Try Ear Acupressure for Seasonal Allergies

Diagram of acupressure points on an ear

Daria Rudyk/

Allergic rhinitis—the sneezing, runny nose and red eyes commonly called hay fever—
affects one in 12 American adults and 10 to 30 percent of people worldwide. The usual treatment of antihistamines, decongestants or steroids can come with unwelcome side effects, but a simple alternative
approach of ear acupressure may be as effective, suggests a new Chinese study. Researchers analyzed 11 random controlled studies that included 1,094 people with allergies. Small cow soapwort seeds or stainless steel pellets corresponding to Traditional Chinese Medicine meridians were placed with adhesive on their ears for several days.

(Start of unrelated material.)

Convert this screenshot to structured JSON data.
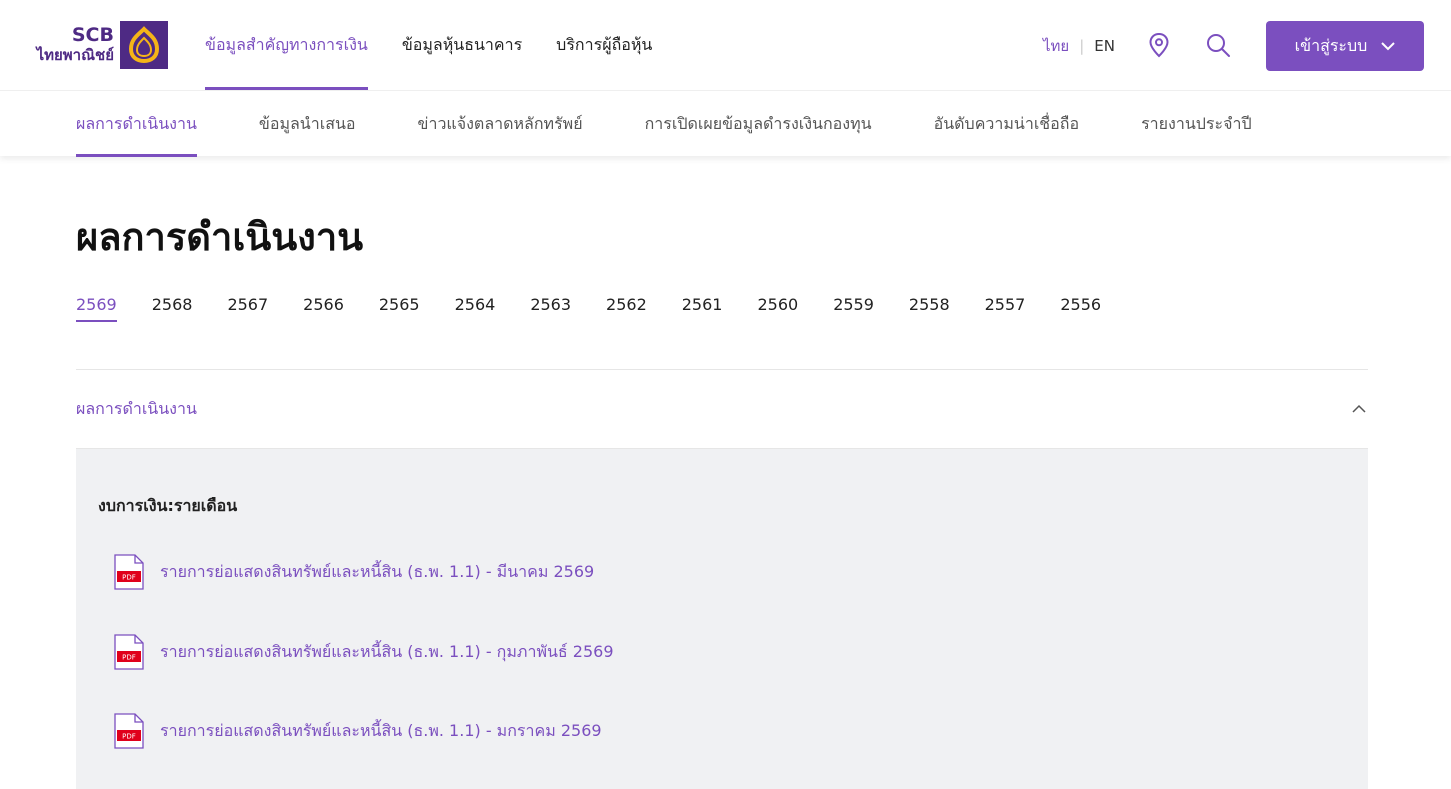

The study in Evidence-Based Complementary and Alternative Medicine concluded that ear acupressure reduced allergy symptoms more effectively than an antihistamine, conventional medicine, herbs or regular acupuncture.